The Liberal Party’s peak council has voted almost 2:1 to privatise the ABC in a call that was swiftly rejected by cabinet ministers amid warnings it would be “total madness” to act on the call.
The overwhelming vote at the party’s annual council in Sydney gained vocal support from conservative think-tank Institute of Public Affairs, which said the company could be sold or given to Australians who already own it.
The vote came in a debate on Saturday where about 110 council delegates, representing Liberal branches from across the country, also voted for an efficiency review into SBS.
The Liberal Party’s peak council has voted almost 2:1 to privatise the ABC, but the treasurer says there are ‘no plans’.
The council also voted, by 43 to 31 votes, to relocate the Australian embassy in Israel from Tel Aviv to Jerusalem, a highly contentious move opposed by Foreign Minister Julie Bishop during the debate.
Council delegate Mitchell Collier, the federal vice president of the Young Liberals, said he had enjoyed ABC programs such as Bananas in Pyjamas during his childhood but said there was no economic case to keep the broadcaster in public hands.
“High sentimentality is no justification for preserving the status quo,” Mr Collier told the meeting, which included cabinet ministers, Liberal state premiers and top party officials.
The motion said: “That federal council calls for the full privatisation of the Australian Broadcasting Corporation, except for services into regional areas that are not commercially viable.”
The vote has no binding power over Prime Minister Malcolm Turnbull, federal cabinet or federal MPs, who set policy in their party room meetings in Canberra.
But Mr Collier won the vote on the floor of the council.
“There are several ways we could privatise the ABC – we could sell it to a media mogul, a media organisation, the government could sell it on the stock market,” he told the meeting.
“Privatising it would save the federal budget $1 billion a year, could pay off debt and would enhance, not diminish, the Australian media landscape.”
A story about innovation spending written by the ABC’s Emma Alberici was the subject of the complaints, the second time in a few months the PM has launched a complaint about her reporting.
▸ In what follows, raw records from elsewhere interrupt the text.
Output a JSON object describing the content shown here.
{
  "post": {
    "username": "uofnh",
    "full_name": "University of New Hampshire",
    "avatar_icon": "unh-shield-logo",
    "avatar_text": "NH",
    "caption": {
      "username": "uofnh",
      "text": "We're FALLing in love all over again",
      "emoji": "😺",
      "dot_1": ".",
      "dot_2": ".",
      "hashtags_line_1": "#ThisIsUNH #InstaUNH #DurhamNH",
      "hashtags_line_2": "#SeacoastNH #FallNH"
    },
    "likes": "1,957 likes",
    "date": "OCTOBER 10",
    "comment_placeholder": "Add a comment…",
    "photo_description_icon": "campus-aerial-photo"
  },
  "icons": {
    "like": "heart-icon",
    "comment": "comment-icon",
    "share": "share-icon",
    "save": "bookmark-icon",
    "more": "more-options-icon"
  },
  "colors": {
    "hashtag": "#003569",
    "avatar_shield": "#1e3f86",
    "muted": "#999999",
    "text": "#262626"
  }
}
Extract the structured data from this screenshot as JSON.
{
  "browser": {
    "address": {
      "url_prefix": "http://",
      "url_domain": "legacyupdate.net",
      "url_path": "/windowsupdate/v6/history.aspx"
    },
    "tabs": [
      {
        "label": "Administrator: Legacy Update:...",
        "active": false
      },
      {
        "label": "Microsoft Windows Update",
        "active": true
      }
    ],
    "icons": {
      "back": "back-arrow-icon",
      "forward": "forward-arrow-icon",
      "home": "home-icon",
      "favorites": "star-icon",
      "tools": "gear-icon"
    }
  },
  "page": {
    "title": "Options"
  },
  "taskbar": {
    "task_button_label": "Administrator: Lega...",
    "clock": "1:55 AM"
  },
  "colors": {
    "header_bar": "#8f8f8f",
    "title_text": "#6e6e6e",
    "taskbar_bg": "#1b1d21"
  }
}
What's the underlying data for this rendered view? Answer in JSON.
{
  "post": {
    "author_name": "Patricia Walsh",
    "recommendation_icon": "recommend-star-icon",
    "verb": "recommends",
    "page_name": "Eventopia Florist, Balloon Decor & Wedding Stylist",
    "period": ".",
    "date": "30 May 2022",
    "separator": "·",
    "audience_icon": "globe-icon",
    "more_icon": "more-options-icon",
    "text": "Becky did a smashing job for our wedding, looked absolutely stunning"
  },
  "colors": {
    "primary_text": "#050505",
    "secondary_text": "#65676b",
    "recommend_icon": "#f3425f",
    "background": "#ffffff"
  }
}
There was no explanation of how the ABC would have any commercial value to a buyer if the government imposed restrictions on the sale to protect rural services, forcing any buyer to continue operations that might lose money.
Nobody rose from the federal council floor to speak against the motion, but Communications Minister Mitch Fifield spoke from his position as a senior minister to note that privatising the ABC was not government policy.
Senator Fifield told the meeting that he had made two appointments to the ABC board – Minerals Council of Australia chair Vanessa Guthrie and Queensland rural leader Georgina Somerset.
He also said the government was amending the ABC’s governing act to stipulate that it was “fair and balanced” in its coverage and would force it to disclose the names of staff earning more than $200,000 a year.
No other members spoke on the motion and it was carried on a show of hands from delegates, with roughly twice as many voting in favour of the motion as those who voted against. No count was taken. Senator Fifield voted against the motion.
Asked about the vote later, Treasurer Scott Morrison said there was no plan to sell the ABC and the Liberal council did not decide government policy.
“We listen and we consult with our members, all the time, as we do with all Australians,” Mr Morrison said.
“But I should be very clear: the government has no plans to privatise the ABC.”
Mr Morrison quipped that some Australians “may think the Labor Party already owns it” but the government had no plans to sell the ABC.
ABC Classic FM broadcaster Margaret Throsby described the call to sell the ABC as “total madness” while Liberals played it down as a sign of unhappiness among party members that would not lead to a sale.
RMIT University professor Sinclair Davidson said privatisation of the ABC should be “default” Coalition policy.
“After all, the party of small government should be constantly striving to reduce government intervention in the economy and foster private enterprise,” he said.
IPA research fellow Chris Berg said the question should be about the best way to privatise the ABC, with options being a sharemarket float, a sale to a media mogul or the IPA’s preferred option is for ownership to be transferred to ABC staff or Australian taxpayers.